Dataset rows describing interfaces:

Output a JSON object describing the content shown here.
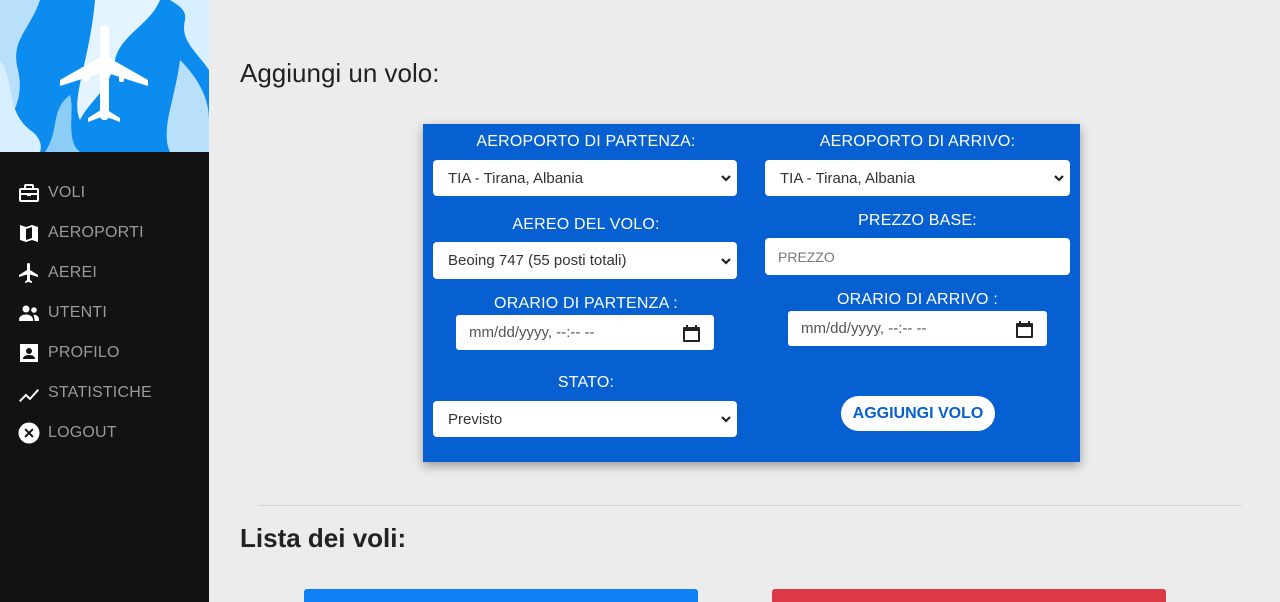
{
  "sidebar": {
    "items": [
      {
        "label": "VOLI",
        "icon": "briefcase-icon"
      },
      {
        "label": "AEROPORTI",
        "icon": "map-icon"
      },
      {
        "label": "AEREI",
        "icon": "airplane-icon"
      },
      {
        "label": "UTENTI",
        "icon": "users-icon"
      },
      {
        "label": "PROFILO",
        "icon": "profile-card-icon"
      },
      {
        "label": "STATISTICHE",
        "icon": "chart-line-icon"
      },
      {
        "label": "LOGOUT",
        "icon": "close-circle-icon"
      }
    ],
    "banner_color": "#0d8cf0"
  },
  "main": {
    "title": "Aggiungi un volo:",
    "list_title": "Lista dei voli:"
  },
  "form": {
    "departure_airport": {
      "label": "AEROPORTO DI PARTENZA:",
      "value": "TIA - Tirana, Albania"
    },
    "arrival_airport": {
      "label": "AEROPORTO DI ARRIVO:",
      "value": "TIA - Tirana, Albania"
    },
    "aircraft": {
      "label": "AEREO DEL VOLO:",
      "value": "Beoing 747 (55 posti totali)"
    },
    "base_price": {
      "label": "PREZZO BASE:",
      "placeholder": "PREZZO"
    },
    "departure_time": {
      "label": "ORARIO DI PARTENZA :",
      "value": "mm/dd/yyyy, --:-- --"
    },
    "arrival_time": {
      "label": "ORARIO DI ARRIVO :",
      "value": "mm/dd/yyyy, --:-- --"
    },
    "status": {
      "label": "STATO:",
      "value": "Previsto"
    },
    "submit_label": "AGGIUNGI VOLO",
    "panel_color": "#0660d2"
  },
  "colors": {
    "accent_blue": "#0d80f5",
    "danger_red": "#dc3947"
  }
}
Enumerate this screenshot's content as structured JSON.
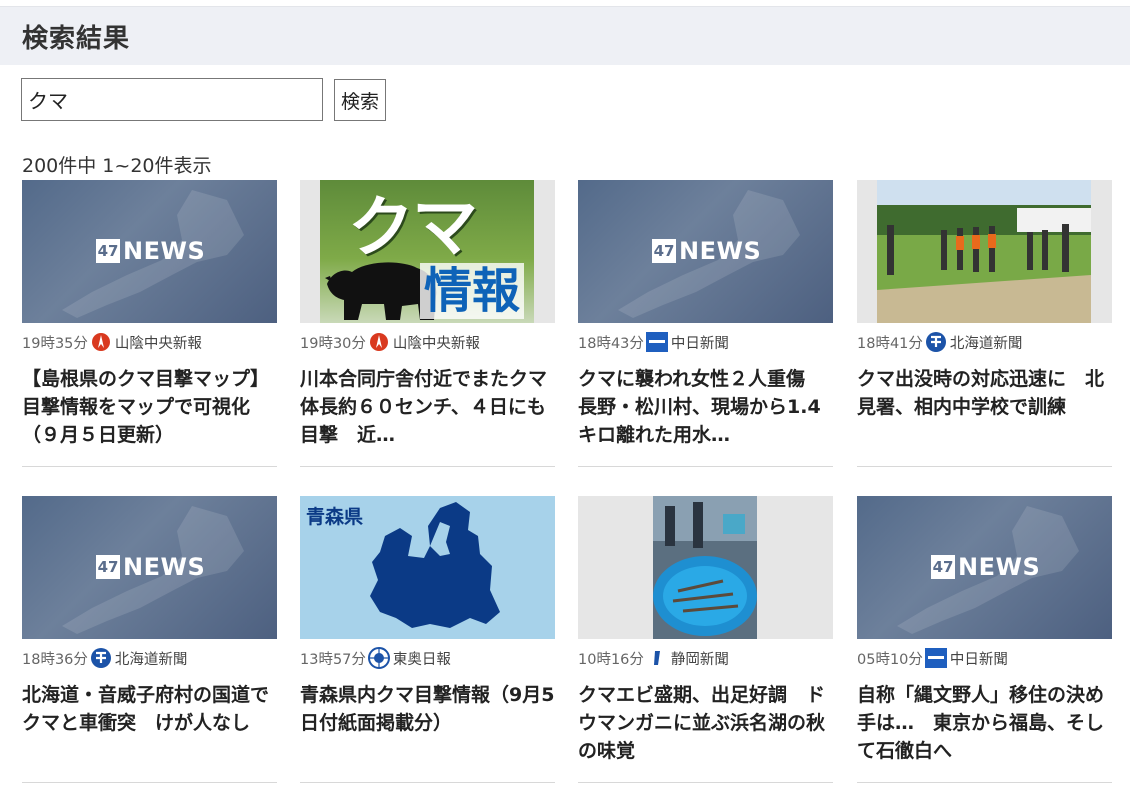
{
  "header": {
    "title": "検索結果"
  },
  "search": {
    "value": "クマ",
    "button_label": "検索"
  },
  "result_count": "200件中 1~20件表示",
  "thumb_text": {
    "news47_box": "47",
    "news47_word": "NEWS",
    "kuma_big": "クマ",
    "kuma_info": "情報",
    "aomori_label": "青森県"
  },
  "articles": [
    {
      "time": "19時35分",
      "publisher": "山陰中央新報",
      "title": "【島根県のクマ目撃マップ】目撃情報をマップで可視化（９月５日更新）",
      "thumb": "47news-thumb",
      "logo": "sanin-logo-icon"
    },
    {
      "time": "19時30分",
      "publisher": "山陰中央新報",
      "title": "川本合同庁舎付近でまたクマ　体長約６０センチ、４日にも目撃　近…",
      "thumb": "bear-info-thumb",
      "logo": "sanin-logo-icon"
    },
    {
      "time": "18時43分",
      "publisher": "中日新聞",
      "title": "クマに襲われ女性２人重傷　長野・松川村、現場から1.4キロ離れた用水…",
      "thumb": "47news-thumb",
      "logo": "chunichi-logo-icon"
    },
    {
      "time": "18時41分",
      "publisher": "北海道新聞",
      "title": "クマ出没時の対応迅速に　北見署、相内中学校で訓練",
      "thumb": "field-photo-thumb",
      "logo": "hokkaido-logo-icon"
    },
    {
      "time": "18時36分",
      "publisher": "北海道新聞",
      "title": "北海道・音威子府村の国道でクマと車衝突　けが人なし",
      "thumb": "47news-thumb",
      "logo": "hokkaido-logo-icon"
    },
    {
      "time": "13時57分",
      "publisher": "東奥日報",
      "title": "青森県内クマ目撃情報（9月5日付紙面掲載分）",
      "thumb": "aomori-map-thumb",
      "logo": "toonippo-logo-icon"
    },
    {
      "time": "10時16分",
      "publisher": "静岡新聞",
      "title": "クマエビ盛期、出足好調　ドウマンガニに並ぶ浜名湖の秋の味覚",
      "thumb": "shrimp-photo-thumb",
      "logo": "shizuoka-logo-icon"
    },
    {
      "time": "05時10分",
      "publisher": "中日新聞",
      "title": "自称「縄文野人」移住の決め手は…　東京から福島、そして石徹白へ",
      "thumb": "47news-thumb",
      "logo": "chunichi-logo-icon"
    }
  ],
  "colors": {
    "header_bg": "#eef0f5",
    "sanin": "#d9391f",
    "chunichi": "#1f5fbf",
    "hokkaido": "#1c53a8",
    "aomori_sea": "#a7d2ea",
    "aomori_land": "#0b3a86"
  }
}
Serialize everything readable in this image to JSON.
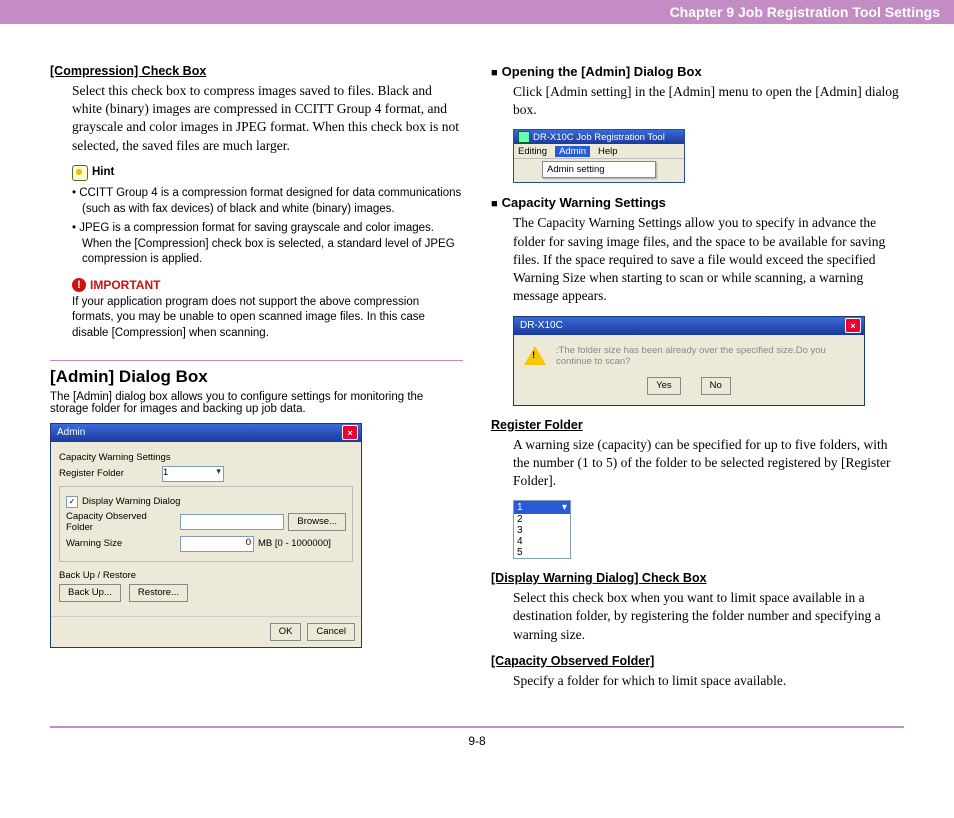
{
  "header": "Chapter 9   Job Registration Tool Settings",
  "left": {
    "h_compression": "[Compression] Check Box",
    "p_compression": "Select this check box to compress images saved to files. Black and white (binary) images are compressed in CCITT Group 4 format, and grayscale and color images in JPEG format. When this check box is not selected, the saved files are much larger.",
    "hint_label": "Hint",
    "hint_items": [
      "CCITT Group 4 is a compression format designed for data communications (such as with fax devices) of black and white (binary) images.",
      "JPEG is a compression format for saving grayscale and color images. When the [Compression] check box is selected, a standard level of JPEG compression is applied."
    ],
    "important_label": "IMPORTANT",
    "important_text": "If your application program does not support the above compression formats, you may be unable to open scanned image files. In this case disable [Compression] when scanning.",
    "section_title": "[Admin] Dialog Box",
    "section_desc": "The [Admin] dialog box allows you to configure settings for monitoring the storage folder for images and backing up job data.",
    "dlg": {
      "title": "Admin",
      "cap_label": "Capacity Warning Settings",
      "reg_label": "Register Folder",
      "reg_value": "1",
      "chk_label": "Display Warning Dialog",
      "obs_label": "Capacity Observed Folder",
      "browse": "Browse...",
      "warn_label": "Warning Size",
      "warn_value": "0",
      "warn_unit": "MB [0 - 1000000]",
      "bur_label": "Back Up / Restore",
      "backup": "Back Up...",
      "restore": "Restore...",
      "ok": "OK",
      "cancel": "Cancel"
    }
  },
  "right": {
    "h_open": "Opening the [Admin] Dialog Box",
    "p_open": "Click [Admin setting] in the [Admin] menu to open the [Admin] dialog box.",
    "menu": {
      "title": "DR-X10C Job Registration Tool",
      "items": [
        "Editing",
        "Admin",
        "Help"
      ],
      "drop": "Admin setting"
    },
    "h_cap": "Capacity Warning Settings",
    "p_cap": "The Capacity Warning Settings allow you to specify in advance the folder for saving image files, and the space to be available for saving files. If the space required to save a file would exceed the specified Warning Size when starting to scan or while scanning, a warning message appears.",
    "warn_dlg": {
      "title": "DR-X10C",
      "msg": ":The folder size has been already over the specified size.Do you continue to scan?",
      "yes": "Yes",
      "no": "No"
    },
    "h_reg": "Register Folder",
    "p_reg": "A warning size (capacity) can be specified for up to five folders, with the number (1 to 5) of the folder to be selected registered by [Register Folder].",
    "rf_options": [
      "1",
      "2",
      "3",
      "4",
      "5"
    ],
    "h_dwd": "[Display Warning Dialog] Check Box",
    "p_dwd": "Select this check box when you want to limit space available in a destination folder, by registering the folder number and specifying a warning size.",
    "h_cof": "[Capacity Observed Folder]",
    "p_cof": "Specify a folder for which to limit space available."
  },
  "footer": "9-8"
}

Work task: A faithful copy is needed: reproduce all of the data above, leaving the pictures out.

Result:
Output a JSON object describing the content shown here.
{
  "sidebar": {
    "items": [
      {
        "label": "VOLI",
        "icon": "briefcase-icon"
      },
      {
        "label": "AEROPORTI",
        "icon": "map-icon"
      },
      {
        "label": "AEREI",
        "icon": "airplane-icon"
      },
      {
        "label": "UTENTI",
        "icon": "users-icon"
      },
      {
        "label": "PROFILO",
        "icon": "profile-card-icon"
      },
      {
        "label": "STATISTICHE",
        "icon": "chart-line-icon"
      },
      {
        "label": "LOGOUT",
        "icon": "close-circle-icon"
      }
    ],
    "banner_color": "#0d8cf0"
  },
  "main": {
    "title": "Aggiungi un volo:",
    "list_title": "Lista dei voli:"
  },
  "form": {
    "departure_airport": {
      "label": "AEROPORTO DI PARTENZA:",
      "value": "TIA - Tirana, Albania"
    },
    "arrival_airport": {
      "label": "AEROPORTO DI ARRIVO:",
      "value": "TIA - Tirana, Albania"
    },
    "aircraft": {
      "label": "AEREO DEL VOLO:",
      "value": "Beoing 747 (55 posti totali)"
    },
    "base_price": {
      "label": "PREZZO BASE:",
      "placeholder": "PREZZO"
    },
    "departure_time": {
      "label": "ORARIO DI PARTENZA :",
      "value": "mm/dd/yyyy, --:-- --"
    },
    "arrival_time": {
      "label": "ORARIO DI ARRIVO :",
      "value": "mm/dd/yyyy, --:-- --"
    },
    "status": {
      "label": "STATO:",
      "value": "Previsto"
    },
    "submit_label": "AGGIUNGI VOLO",
    "panel_color": "#0660d2"
  },
  "colors": {
    "accent_blue": "#0d80f5",
    "danger_red": "#dc3947"
  }
}
Enumerate this screenshot's content as structured JSON.
{
  "header": {
    "title": "検索結果"
  },
  "search": {
    "value": "クマ",
    "button_label": "検索"
  },
  "result_count": "200件中 1~20件表示",
  "thumb_text": {
    "news47_box": "47",
    "news47_word": "NEWS",
    "kuma_big": "クマ",
    "kuma_info": "情報",
    "aomori_label": "青森県"
  },
  "articles": [
    {
      "time": "19時35分",
      "publisher": "山陰中央新報",
      "title": "【島根県のクマ目撃マップ】目撃情報をマップで可視化（９月５日更新）",
      "thumb": "47news-thumb",
      "logo": "sanin-logo-icon"
    },
    {
      "time": "19時30分",
      "publisher": "山陰中央新報",
      "title": "川本合同庁舎付近でまたクマ　体長約６０センチ、４日にも目撃　近…",
      "thumb": "bear-info-thumb",
      "logo": "sanin-logo-icon"
    },
    {
      "time": "18時43分",
      "publisher": "中日新聞",
      "title": "クマに襲われ女性２人重傷　長野・松川村、現場から1.4キロ離れた用水…",
      "thumb": "47news-thumb",
      "logo": "chunichi-logo-icon"
    },
    {
      "time": "18時41分",
      "publisher": "北海道新聞",
      "title": "クマ出没時の対応迅速に　北見署、相内中学校で訓練",
      "thumb": "field-photo-thumb",
      "logo": "hokkaido-logo-icon"
    },
    {
      "time": "18時36分",
      "publisher": "北海道新聞",
      "title": "北海道・音威子府村の国道でクマと車衝突　けが人なし",
      "thumb": "47news-thumb",
      "logo": "hokkaido-logo-icon"
    },
    {
      "time": "13時57分",
      "publisher": "東奥日報",
      "title": "青森県内クマ目撃情報（9月5日付紙面掲載分）",
      "thumb": "aomori-map-thumb",
      "logo": "toonippo-logo-icon"
    },
    {
      "time": "10時16分",
      "publisher": "静岡新聞",
      "title": "クマエビ盛期、出足好調　ドウマンガニに並ぶ浜名湖の秋の味覚",
      "thumb": "shrimp-photo-thumb",
      "logo": "shizuoka-logo-icon"
    },
    {
      "time": "05時10分",
      "publisher": "中日新聞",
      "title": "自称「縄文野人」移住の決め手は…　東京から福島、そして石徹白へ",
      "thumb": "47news-thumb",
      "logo": "chunichi-logo-icon"
    }
  ],
  "colors": {
    "header_bg": "#eef0f5",
    "sanin": "#d9391f",
    "chunichi": "#1f5fbf",
    "hokkaido": "#1c53a8",
    "aomori_sea": "#a7d2ea",
    "aomori_land": "#0b3a86"
  }
}
Serialize everything readable in this image to JSON.
{
  "header": "Chapter 9   Job Registration Tool Settings",
  "left": {
    "h_compression": "[Compression] Check Box",
    "p_compression": "Select this check box to compress images saved to files. Black and white (binary) images are compressed in CCITT Group 4 format, and grayscale and color images in JPEG format. When this check box is not selected, the saved files are much larger.",
    "hint_label": "Hint",
    "hint_items": [
      "CCITT Group 4 is a compression format designed for data communications (such as with fax devices) of black and white (binary) images.",
      "JPEG is a compression format for saving grayscale and color images. When the [Compression] check box is selected, a standard level of JPEG compression is applied."
    ],
    "important_label": "IMPORTANT",
    "important_text": "If your application program does not support the above compression formats, you may be unable to open scanned image files. In this case disable [Compression] when scanning.",
    "section_title": "[Admin] Dialog Box",
    "section_desc": "The [Admin] dialog box allows you to configure settings for monitoring the storage folder for images and backing up job data.",
    "dlg": {
      "title": "Admin",
      "cap_label": "Capacity Warning Settings",
      "reg_label": "Register Folder",
      "reg_value": "1",
      "chk_label": "Display Warning Dialog",
      "obs_label": "Capacity Observed Folder",
      "browse": "Browse...",
      "warn_label": "Warning Size",
      "warn_value": "0",
      "warn_unit": "MB [0 - 1000000]",
      "bur_label": "Back Up / Restore",
      "backup": "Back Up...",
      "restore": "Restore...",
      "ok": "OK",
      "cancel": "Cancel"
    }
  },
  "right": {
    "h_open": "Opening the [Admin] Dialog Box",
    "p_open": "Click [Admin setting] in the [Admin] menu to open the [Admin] dialog box.",
    "menu": {
      "title": "DR-X10C Job Registration Tool",
      "items": [
        "Editing",
        "Admin",
        "Help"
      ],
      "drop": "Admin setting"
    },
    "h_cap": "Capacity Warning Settings",
    "p_cap": "The Capacity Warning Settings allow you to specify in advance the folder for saving image files, and the space to be available for saving files. If the space required to save a file would exceed the specified Warning Size when starting to scan or while scanning, a warning message appears.",
    "warn_dlg": {
      "title": "DR-X10C",
      "msg": ":The folder size has been already over the specified size.Do you continue to scan?",
      "yes": "Yes",
      "no": "No"
    },
    "h_reg": "Register Folder",
    "p_reg": "A warning size (capacity) can be specified for up to five folders, with the number (1 to 5) of the folder to be selected registered by [Register Folder].",
    "rf_options": [
      "1",
      "2",
      "3",
      "4",
      "5"
    ],
    "h_dwd": "[Display Warning Dialog] Check Box",
    "p_dwd": "Select this check box when you want to limit space available in a destination folder, by registering the folder number and specifying a warning size.",
    "h_cof": "[Capacity Observed Folder]",
    "p_cof": "Specify a folder for which to limit space available."
  },
  "footer": "9-8"
}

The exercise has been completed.